Video: As Michele Bachmann Toys With Presidential Bid, Remember Her Call for McCarthyism | The Nation


Video: As Michele Bachmann Toys With Presidential Bid, Remember Her Call for McCarthyism

  • Share
  • Decrease text size Increase text size

As Minnesota Representative Michele Bachmann toys with a presidential bid, it’s a fitting time to remember her rich history of extremist and incendiary statements. In 2008, appearing on Hardball with Chris Matthews, Bachmann called on the American press to seek out members of Congress who are “anti-American"—supporting, in essence, a modern-day McCarthy-esque witch-hunt. The Nation’s Katrina vanden Heuvel appeared on Hardball right after Bachmann, speaking forcefully against Bachmann's divisive comments.  

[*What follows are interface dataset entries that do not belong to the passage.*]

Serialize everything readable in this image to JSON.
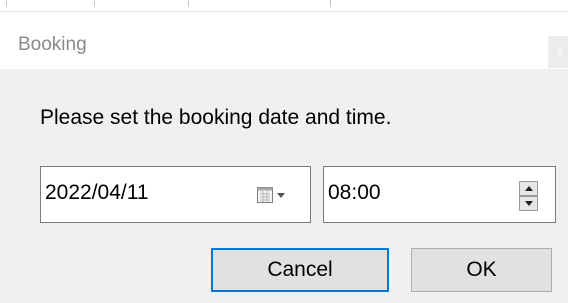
{
  "dialog": {
    "title": "Booking",
    "close_glyph": "x",
    "prompt": "Please set the booking date and time."
  },
  "date_picker": {
    "value": "2022/04/11",
    "icon": "calendar-dropdown-icon"
  },
  "time_picker": {
    "value": "08:00",
    "up_icon": "spin-up-icon",
    "down_icon": "spin-down-icon"
  },
  "buttons": {
    "cancel_label": "Cancel",
    "ok_label": "OK"
  },
  "colors": {
    "dialog_background": "#f0f0f0",
    "focus_border": "#0078d7",
    "button_face": "#e1e1e1"
  }
}
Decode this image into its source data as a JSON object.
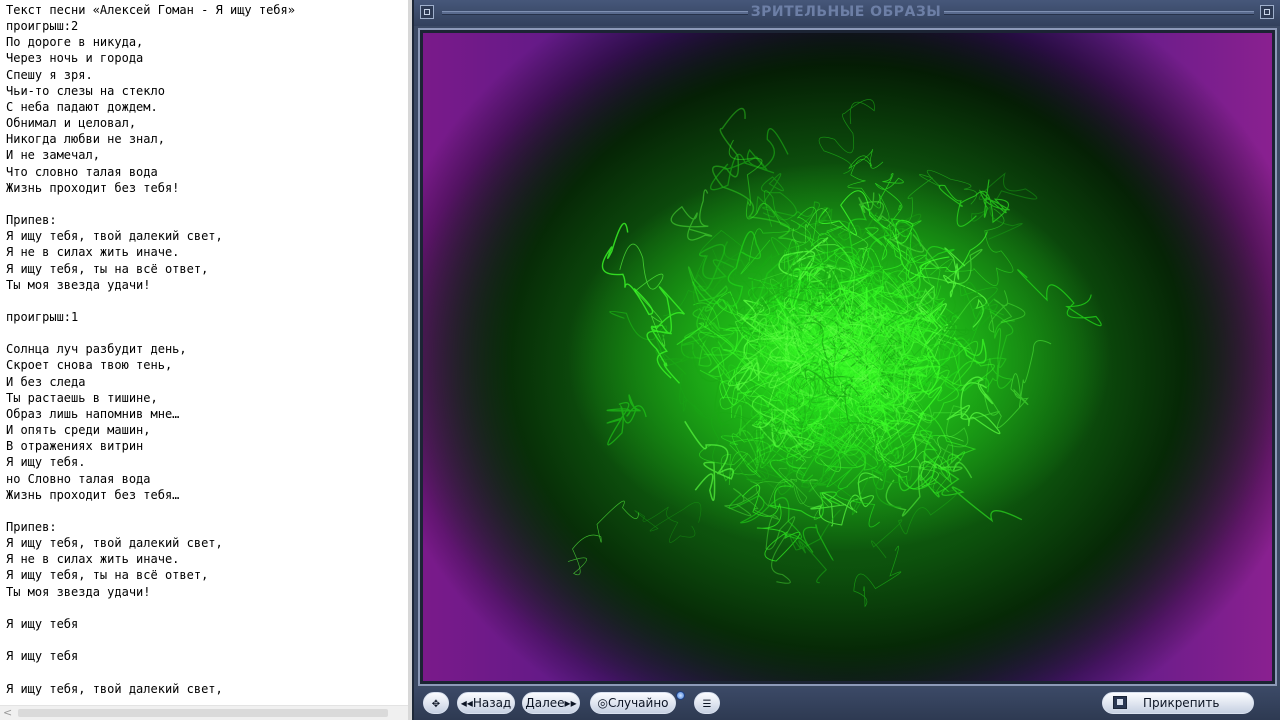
{
  "editor": {
    "lines": [
      "Текст песни «Алексей Гоман - Я ищу тебя»",
      "проигрыш:2",
      "По дороге в никуда,",
      "Через ночь и города",
      "Спешу я зря.",
      "Чьи-то слезы на стекло",
      "С неба падают дождем.",
      "Обнимал и целовал,",
      "Никогда любви не знал,",
      "И не замечал,",
      "Что словно талая вода",
      "Жизнь проходит без тебя!",
      "",
      "Припев:",
      "Я ищу тебя, твой далекий свет,",
      "Я не в силах жить иначе.",
      "Я ищу тебя, ты на всё ответ,",
      "Ты моя звезда удачи!",
      "",
      "проигрыш:1",
      "",
      "Солнца луч разбудит день,",
      "Скроет снова твою тень,",
      "И без следа",
      "Ты растаешь в тишине,",
      "Образ лишь напомнив мне…",
      "И опять среди машин,",
      "В отражениях витрин",
      "Я ищу тебя.",
      "но Словно талая вода",
      "Жизнь проходит без тебя…",
      "",
      "Припев:",
      "Я ищу тебя, твой далекий свет,",
      "Я не в силах жить иначе.",
      "Я ищу тебя, ты на всё ответ,",
      "Ты моя звезда удачи!",
      "",
      "Я ищу тебя",
      "",
      "Я ищу тебя",
      "",
      "Я ищу тебя, твой далекий свет,"
    ],
    "scroll_left_glyph": "<"
  },
  "window": {
    "title": "ЗРИТЕЛЬНЫЕ ОБРАЗЫ",
    "menu_icon": "window-menu-icon",
    "close_icon": "window-close-icon"
  },
  "controls": {
    "move_glyph": "✥",
    "prev_label": "◂◂Назад",
    "next_label": "Далее▸▸",
    "random_label": "◎Случайно",
    "list_glyph": "☰",
    "attach_label": "Прикрепить"
  },
  "colors": {
    "window_bg": "#3c4a64",
    "viz_green": "#3cff28",
    "viz_purple": "#7a1a8a"
  }
}
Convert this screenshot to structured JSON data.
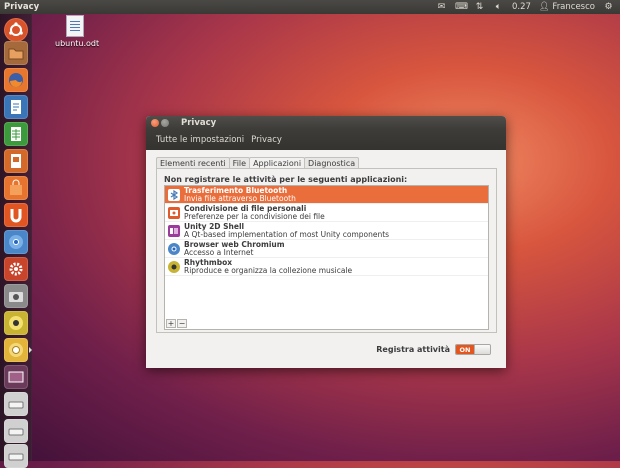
{
  "top_panel": {
    "app_title": "Privacy",
    "clock": "0.27",
    "user": "Francesco",
    "icons": [
      "mail-icon",
      "keyboard-icon",
      "network-icon",
      "volume-icon",
      "gear-icon"
    ]
  },
  "launcher": {
    "items": [
      {
        "name": "dash-home",
        "color": "#d8532a"
      },
      {
        "name": "files",
        "color": "#a56a3c"
      },
      {
        "name": "firefox",
        "color": "#e8762c"
      },
      {
        "name": "libreoffice-writer",
        "color": "#3a75b8"
      },
      {
        "name": "libreoffice-calc",
        "color": "#3c9a3c"
      },
      {
        "name": "libreoffice-impress",
        "color": "#d46a2a"
      },
      {
        "name": "software-center",
        "color": "#e6742e"
      },
      {
        "name": "ubuntu-one",
        "color": "#e05522"
      },
      {
        "name": "chromium",
        "color": "#4a86c8"
      },
      {
        "name": "system-settings",
        "color": "#c8442a"
      },
      {
        "name": "camera",
        "color": "#8a8a8a"
      },
      {
        "name": "rhythmbox",
        "color": "#c8b432"
      },
      {
        "name": "privacy",
        "color": "#e2b43a"
      },
      {
        "name": "workspace",
        "color": "#6b3a5a"
      },
      {
        "name": "drive-1",
        "color": "#d0d0d0"
      },
      {
        "name": "drive-2",
        "color": "#d0d0d0"
      },
      {
        "name": "drive-3",
        "color": "#d0d0d0"
      }
    ]
  },
  "desktop": {
    "file_label": "ubuntu.odt"
  },
  "window": {
    "title": "Privacy",
    "toolbar": {
      "all_settings": "Tutte le impostazioni",
      "current": "Privacy"
    },
    "tabs": [
      "Elementi recenti",
      "File",
      "Applicazioni",
      "Diagnostica"
    ],
    "active_tab": "Applicazioni",
    "heading": "Non registrare le attività per le seguenti applicazioni:",
    "apps": [
      {
        "name": "Trasferimento Bluetooth",
        "desc": "Invia file attraverso Bluetooth",
        "icon": "bluetooth-icon",
        "color": "#4a7bb8",
        "selected": true
      },
      {
        "name": "Condivisione di file personali",
        "desc": "Preferenze per la condivisione dei file",
        "icon": "file-share-icon",
        "color": "#e05a2c",
        "selected": false
      },
      {
        "name": "Unity 2D Shell",
        "desc": "A Qt-based implementation of most Unity components",
        "icon": "unity-icon",
        "color": "#9b3a9b",
        "selected": false
      },
      {
        "name": "Browser web Chromium",
        "desc": "Accesso a Internet",
        "icon": "chromium-icon",
        "color": "#4a86c8",
        "selected": false
      },
      {
        "name": "Rhythmbox",
        "desc": "Riproduce e organizza la collezione musicale",
        "icon": "rhythmbox-icon",
        "color": "#c8b432",
        "selected": false
      }
    ],
    "add_label": "+",
    "remove_label": "−",
    "record_label": "Registra attività",
    "toggle_label": "ON"
  }
}
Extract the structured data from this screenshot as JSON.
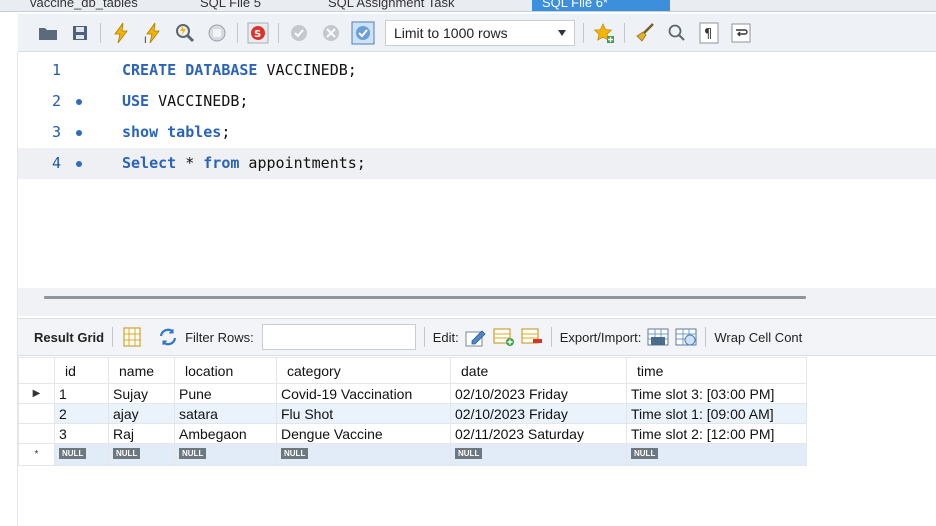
{
  "tabs": [
    {
      "label": "vaccine_db_tables"
    },
    {
      "label": "SQL File 5"
    },
    {
      "label": "SQL Assignment Task"
    },
    {
      "label": "SQL File 6*"
    }
  ],
  "toolbar": {
    "limit_label": "Limit to 1000 rows"
  },
  "editor": {
    "lines": [
      {
        "number": "1",
        "marker": false,
        "keyword": "CREATE DATABASE",
        "rest": " VACCINEDB;"
      },
      {
        "number": "2",
        "marker": true,
        "keyword": "USE",
        "rest": " VACCINEDB;"
      },
      {
        "number": "3",
        "marker": true,
        "keyword": "show tables",
        "rest": ";"
      },
      {
        "number": "4",
        "marker": true,
        "keyword": "Select",
        "mid": " * ",
        "keyword2": "from",
        "rest": " appointments;"
      }
    ]
  },
  "result_toolbar": {
    "result_grid_label": "Result Grid",
    "filter_rows_label": "Filter Rows:",
    "filter_value": "",
    "edit_label": "Edit:",
    "export_import_label": "Export/Import:",
    "wrap_label": "Wrap Cell Cont"
  },
  "grid": {
    "columns": [
      "id",
      "name",
      "location",
      "category",
      "date",
      "time"
    ],
    "rows": [
      {
        "id": "1",
        "name": "Sujay",
        "location": "Pune",
        "category": "Covid-19 Vaccination",
        "date": "02/10/2023 Friday",
        "time": "Time slot 3: [03:00 PM]"
      },
      {
        "id": "2",
        "name": "ajay",
        "location": "satara",
        "category": "Flu Shot",
        "date": "02/10/2023 Friday",
        "time": "Time slot 1: [09:00 AM]"
      },
      {
        "id": "3",
        "name": "Raj",
        "location": "Ambegaon",
        "category": "Dengue Vaccine",
        "date": "02/11/2023 Saturday",
        "time": "Time slot 2: [12:00 PM]"
      }
    ],
    "null_label": "NULL",
    "new_row_marker": "*",
    "current_row_marker": "▶"
  },
  "colors": {
    "keyword": "#2a63b8",
    "active_tab": "#3b8fdb",
    "row_alt": "#eaf3fc"
  }
}
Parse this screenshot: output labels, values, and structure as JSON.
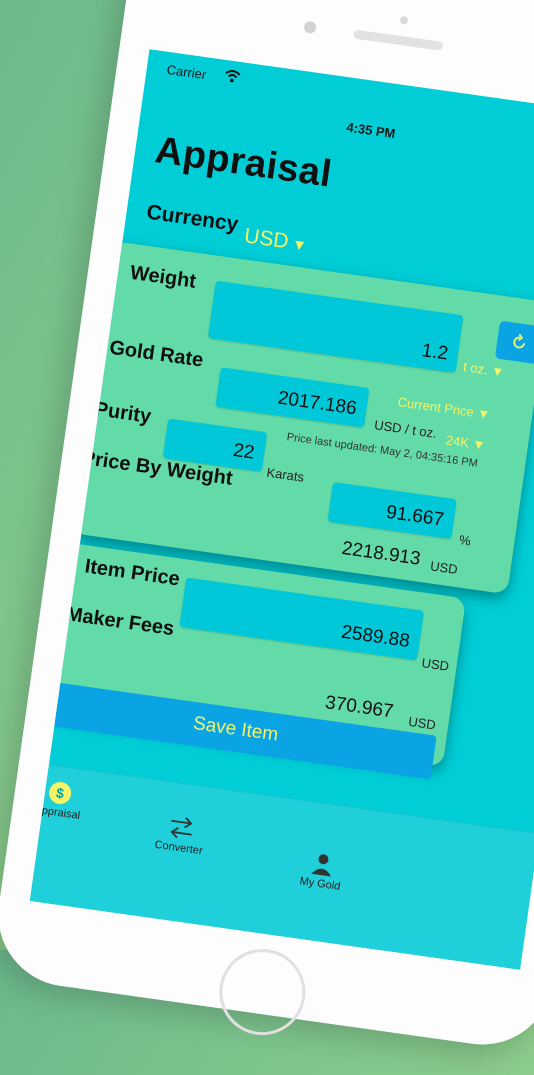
{
  "status": {
    "carrier": "Carrier",
    "time": "4:35 PM"
  },
  "title": "Appraisal",
  "currency": {
    "label": "Currency",
    "value": "USD"
  },
  "weight": {
    "label": "Weight",
    "value": "1.2",
    "unit": "t oz."
  },
  "gold_rate": {
    "label": "Gold Rate",
    "value": "2017.186",
    "unit": "USD / t oz.",
    "source": "Current Price",
    "purity_option": "24K",
    "last_updated": "Price last updated: May 2, 04:35:16 PM"
  },
  "purity": {
    "label": "Purity",
    "karats_value": "22",
    "karats_unit": "Karats",
    "percent_value": "91.667",
    "percent_unit": "%"
  },
  "price_by_weight": {
    "label": "Price By Weight",
    "value": "2218.913",
    "unit": "USD"
  },
  "item_price": {
    "label": "Item Price",
    "value": "2589.88",
    "unit": "USD"
  },
  "maker_fees": {
    "label": "Maker Fees",
    "value": "370.967",
    "unit": "USD"
  },
  "save_button": "Save Item",
  "tabs": [
    {
      "label": "Appraisal",
      "icon": "dollar-coin-icon"
    },
    {
      "label": "Converter",
      "icon": "arrows-exchange-icon"
    },
    {
      "label": "My Gold",
      "icon": "person-icon"
    }
  ],
  "colors": {
    "screen_bg": "#00cdd6",
    "card_bg": "#63dba8",
    "accent_yellow": "#f4f466",
    "button_blue": "#0aa4e4"
  }
}
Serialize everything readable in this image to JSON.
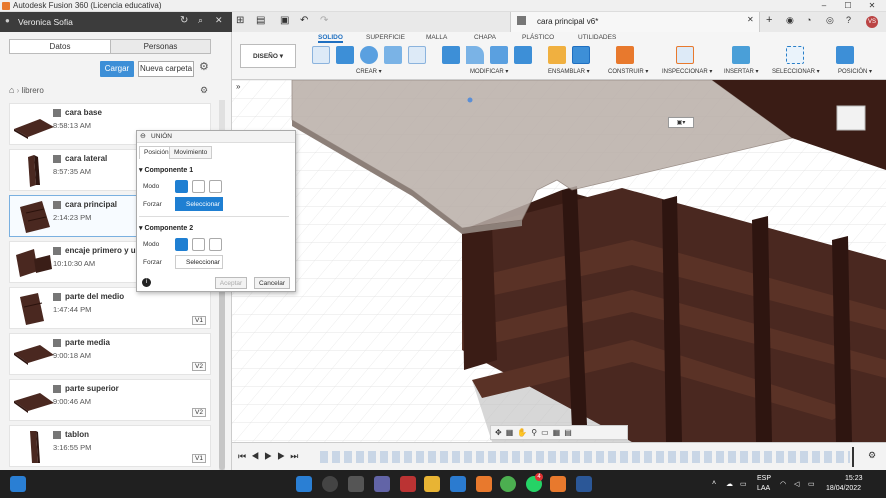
{
  "window": {
    "title": "Autodesk Fusion 360 (Licencia educativa)"
  },
  "panel": {
    "user": "Veronica Sofia",
    "tabs": [
      "Datos",
      "Personas"
    ],
    "upload_button": "Cargar",
    "new_folder_button": "Nueva carpeta",
    "breadcrumb": "librero",
    "files": [
      {
        "name": "cara base",
        "time": "8:58:13 AM",
        "version": ""
      },
      {
        "name": "cara lateral",
        "time": "8:57:35 AM",
        "version": ""
      },
      {
        "name": "cara principal",
        "time": "2:14:23 PM",
        "version": ""
      },
      {
        "name": "encaje primero y ulti",
        "time": "10:10:30 AM",
        "version": ""
      },
      {
        "name": "parte del medio",
        "time": "1:47:44 PM",
        "version": "V1"
      },
      {
        "name": "parte media",
        "time": "9:00:18 AM",
        "version": "V2"
      },
      {
        "name": "parte superior",
        "time": "9:00:46 AM",
        "version": "V2"
      },
      {
        "name": "tablon",
        "time": "3:16:55 PM",
        "version": "V1"
      }
    ]
  },
  "document": {
    "tab_name": "cara principal v6*"
  },
  "ribbon": {
    "workspace": "DISEÑO",
    "tabs": [
      "SOLIDO",
      "SUPERFICIE",
      "MALLA",
      "CHAPA",
      "PLÁSTICO",
      "UTILIDADES"
    ],
    "groups": [
      "CREAR",
      "MODIFICAR",
      "ENSAMBLAR",
      "CONSTRUIR",
      "INSPECCIONAR",
      "INSERTAR",
      "SELECCIONAR",
      "POSICIÓN"
    ]
  },
  "dialog": {
    "title": "UNIÓN",
    "tabs": [
      "Posición",
      "Movimiento"
    ],
    "section1": "Componente 1",
    "section2": "Componente 2",
    "mode_label": "Modo",
    "snap_label": "Forzar",
    "select_label": "Seleccionar",
    "ok": "Aceptar",
    "cancel": "Cancelar"
  },
  "taskbar": {
    "lang": "ESP",
    "lang2": "LAA",
    "time": "15:23",
    "date": "18/04/2022",
    "badge": "4"
  },
  "colors": {
    "accent": "#3d8fd7",
    "wood": "#4a2820",
    "taskbar": "#202020"
  }
}
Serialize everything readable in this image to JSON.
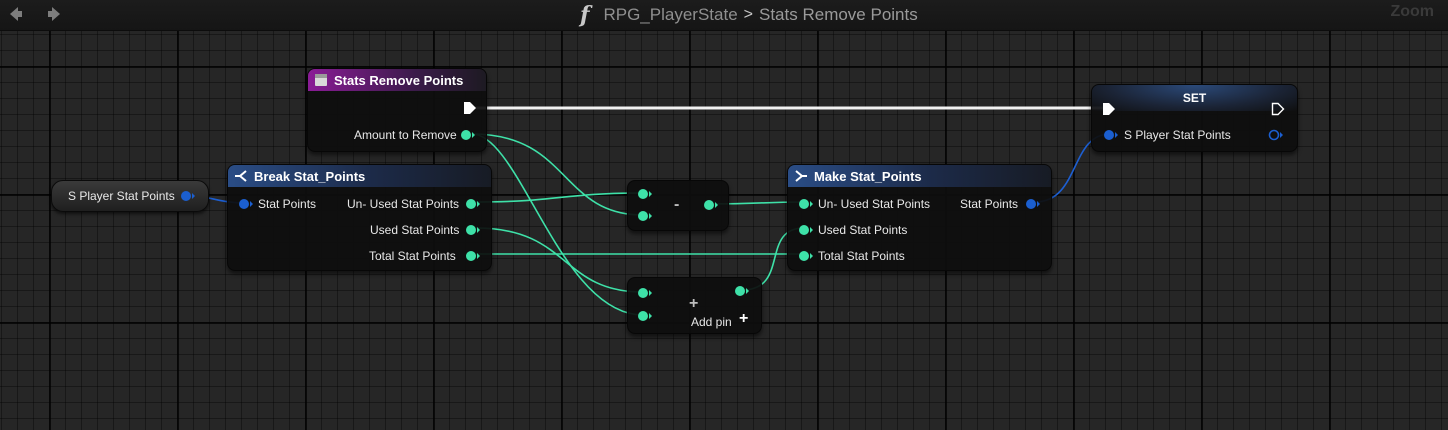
{
  "topbar": {
    "breadcrumb_parent": "RPG_PlayerState",
    "breadcrumb_separator": ">",
    "breadcrumb_current": "Stats Remove Points",
    "zoom_label": "Zoom"
  },
  "colors": {
    "float_pin": "#3ee1a8",
    "struct_pin": "#1b5fd0",
    "exec_pin": "#ffffff",
    "function_header": "#8a1c96",
    "struct_header": "#2a4d86"
  },
  "nodes": {
    "stats_remove_points": {
      "title": "Stats Remove Points",
      "pin_amount": "Amount to Remove"
    },
    "var_get": {
      "label": "S Player Stat Points"
    },
    "break_stat_points": {
      "title": "Break Stat_Points",
      "pin_input": "Stat Points",
      "pin_unused": "Un- Used Stat Points",
      "pin_used": "Used Stat Points",
      "pin_total": "Total Stat Points"
    },
    "subtract": {
      "symbol": "-"
    },
    "add": {
      "symbol": "+",
      "add_pin_label": "Add pin",
      "add_pin_symbol": "+"
    },
    "make_stat_points": {
      "title": "Make Stat_Points",
      "pin_unused": "Un- Used Stat Points",
      "pin_used": "Used Stat Points",
      "pin_total": "Total Stat Points",
      "pin_output": "Stat Points"
    },
    "set": {
      "title": "SET",
      "pin_input": "S Player Stat Points"
    }
  }
}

About the Author

The Nation
The Nation is America's oldest weekly news magazine, and one of the most widely read magazines in the world for...

Also by the Author

Gary Younge pokes some major holes in America’s faith in “eternal progress,” then lays out next steps for racial justice with M Adams, Christine Neumann-Ortiz, and Mandela Barnes.

The premise for Bachmann's rant was to call out then-presidential candidate Barack Obama for associating with, in her words, “un-American” personalities. These "radical leftists," as she calls them, include Chicago community organizer Saul Alinsky and city real estate developer Tony Resko.
“I wish the American media would take a great look at the views of people in Congress and find out: Are they pro-America or anti-America? I think people would love to see an expose like that,” she adds.

Katrina responds:

Bachmann’s venomous, divisive language is an attempt to pit Americans against one another, says Katrina.
Bachmann's statements, glazing over any real political issues, reveal the rhetoric of an individual with no sense of the historical struggle that brought about civilizing advancements in the United States, Katrina adds.  “There is an extremism unleashed in this nation, which you just heard on this program, which could lead to violence, hatred and toxicity. It could lead, and I don’t use this word lightly, to a kind of American fascism which is against the great values of this nation and which people like that are fomenting.”

  • Share
  • Decrease text size Increase text size

Before commenting, please read our Community Guidelines.